Instructions to follow -> Repeat exactly, and only, the lines from the one containing "Read all visible content and emit it as JSON." through the last line of the data below.

Stored entries:
------------------------------------

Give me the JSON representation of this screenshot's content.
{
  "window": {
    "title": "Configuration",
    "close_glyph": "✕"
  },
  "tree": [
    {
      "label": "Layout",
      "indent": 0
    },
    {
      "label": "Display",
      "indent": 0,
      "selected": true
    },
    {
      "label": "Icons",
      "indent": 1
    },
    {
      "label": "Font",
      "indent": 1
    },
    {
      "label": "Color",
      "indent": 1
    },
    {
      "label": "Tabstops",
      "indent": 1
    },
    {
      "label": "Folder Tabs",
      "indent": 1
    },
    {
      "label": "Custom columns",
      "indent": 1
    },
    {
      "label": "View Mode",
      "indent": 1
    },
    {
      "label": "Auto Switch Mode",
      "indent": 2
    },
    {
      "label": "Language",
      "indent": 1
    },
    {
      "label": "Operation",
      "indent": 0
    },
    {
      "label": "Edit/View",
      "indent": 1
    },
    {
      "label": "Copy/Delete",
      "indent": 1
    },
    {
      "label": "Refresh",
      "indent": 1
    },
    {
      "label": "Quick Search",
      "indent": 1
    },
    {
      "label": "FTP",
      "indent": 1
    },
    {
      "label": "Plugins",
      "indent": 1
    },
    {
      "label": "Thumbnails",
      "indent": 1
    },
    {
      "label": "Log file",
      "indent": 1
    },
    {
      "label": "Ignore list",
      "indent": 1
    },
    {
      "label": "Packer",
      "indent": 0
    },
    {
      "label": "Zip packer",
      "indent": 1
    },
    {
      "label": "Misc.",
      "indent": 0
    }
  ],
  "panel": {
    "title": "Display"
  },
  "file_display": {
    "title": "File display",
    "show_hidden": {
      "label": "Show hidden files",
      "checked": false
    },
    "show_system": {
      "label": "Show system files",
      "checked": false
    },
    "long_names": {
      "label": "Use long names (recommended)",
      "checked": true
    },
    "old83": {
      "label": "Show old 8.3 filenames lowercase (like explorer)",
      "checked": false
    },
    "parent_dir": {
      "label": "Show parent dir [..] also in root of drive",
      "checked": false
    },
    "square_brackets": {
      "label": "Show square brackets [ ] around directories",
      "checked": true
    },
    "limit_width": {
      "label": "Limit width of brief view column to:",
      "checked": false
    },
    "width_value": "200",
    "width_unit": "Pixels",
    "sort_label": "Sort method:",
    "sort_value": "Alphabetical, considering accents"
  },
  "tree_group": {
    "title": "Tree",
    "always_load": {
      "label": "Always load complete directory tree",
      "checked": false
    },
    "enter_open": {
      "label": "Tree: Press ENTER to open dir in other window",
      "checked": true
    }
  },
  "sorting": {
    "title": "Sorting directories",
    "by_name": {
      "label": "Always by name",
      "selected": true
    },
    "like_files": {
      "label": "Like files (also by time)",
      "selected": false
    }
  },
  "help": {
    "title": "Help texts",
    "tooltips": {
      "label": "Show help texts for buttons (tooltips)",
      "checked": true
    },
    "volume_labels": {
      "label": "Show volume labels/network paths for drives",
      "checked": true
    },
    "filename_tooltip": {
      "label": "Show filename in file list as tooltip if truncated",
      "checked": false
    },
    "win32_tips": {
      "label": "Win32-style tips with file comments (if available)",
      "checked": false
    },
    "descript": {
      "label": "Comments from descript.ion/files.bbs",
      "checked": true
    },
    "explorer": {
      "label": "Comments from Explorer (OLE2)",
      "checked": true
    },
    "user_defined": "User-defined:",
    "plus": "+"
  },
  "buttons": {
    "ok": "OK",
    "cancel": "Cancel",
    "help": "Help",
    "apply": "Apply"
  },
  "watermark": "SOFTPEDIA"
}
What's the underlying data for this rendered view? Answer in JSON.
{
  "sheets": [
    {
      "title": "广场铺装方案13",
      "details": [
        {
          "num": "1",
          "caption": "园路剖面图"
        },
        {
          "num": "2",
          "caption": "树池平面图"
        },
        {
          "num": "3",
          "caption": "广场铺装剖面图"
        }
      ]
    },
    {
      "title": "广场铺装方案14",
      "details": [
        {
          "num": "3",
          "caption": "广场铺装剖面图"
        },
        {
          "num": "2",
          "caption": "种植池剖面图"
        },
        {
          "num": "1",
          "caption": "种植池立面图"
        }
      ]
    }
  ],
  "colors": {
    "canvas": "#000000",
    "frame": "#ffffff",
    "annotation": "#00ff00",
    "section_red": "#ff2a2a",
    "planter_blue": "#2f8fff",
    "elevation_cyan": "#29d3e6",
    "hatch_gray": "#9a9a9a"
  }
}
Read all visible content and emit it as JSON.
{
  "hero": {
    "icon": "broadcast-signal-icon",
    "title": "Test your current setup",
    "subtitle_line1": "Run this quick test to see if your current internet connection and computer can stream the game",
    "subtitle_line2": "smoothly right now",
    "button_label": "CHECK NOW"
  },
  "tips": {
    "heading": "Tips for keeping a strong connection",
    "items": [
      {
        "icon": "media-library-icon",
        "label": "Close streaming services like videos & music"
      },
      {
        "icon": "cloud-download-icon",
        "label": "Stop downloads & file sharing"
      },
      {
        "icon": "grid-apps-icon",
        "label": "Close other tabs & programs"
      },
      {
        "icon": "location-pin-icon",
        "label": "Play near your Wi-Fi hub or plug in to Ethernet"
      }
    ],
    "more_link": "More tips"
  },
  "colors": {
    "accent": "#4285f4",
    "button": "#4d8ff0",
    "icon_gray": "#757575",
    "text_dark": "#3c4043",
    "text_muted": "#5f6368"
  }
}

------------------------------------

Exercise solution ->
Read all visible content and emit it as JSON.
{
  "hero": {
    "icon": "broadcast-signal-icon",
    "title": "Test your current setup",
    "subtitle_line1": "Run this quick test to see if your current internet connection and computer can stream the game",
    "subtitle_line2": "smoothly right now",
    "button_label": "CHECK NOW"
  },
  "tips": {
    "heading": "Tips for keeping a strong connection",
    "items": [
      {
        "icon": "media-library-icon",
        "label": "Close streaming services like videos & music"
      },
      {
        "icon": "cloud-download-icon",
        "label": "Stop downloads & file sharing"
      },
      {
        "icon": "grid-apps-icon",
        "label": "Close other tabs & programs"
      },
      {
        "icon": "location-pin-icon",
        "label": "Play near your Wi-Fi hub or plug in to Ethernet"
      }
    ],
    "more_link": "More tips"
  },
  "colors": {
    "accent": "#4285f4",
    "button": "#4d8ff0",
    "icon_gray": "#757575",
    "text_dark": "#3c4043",
    "text_muted": "#5f6368"
  }
}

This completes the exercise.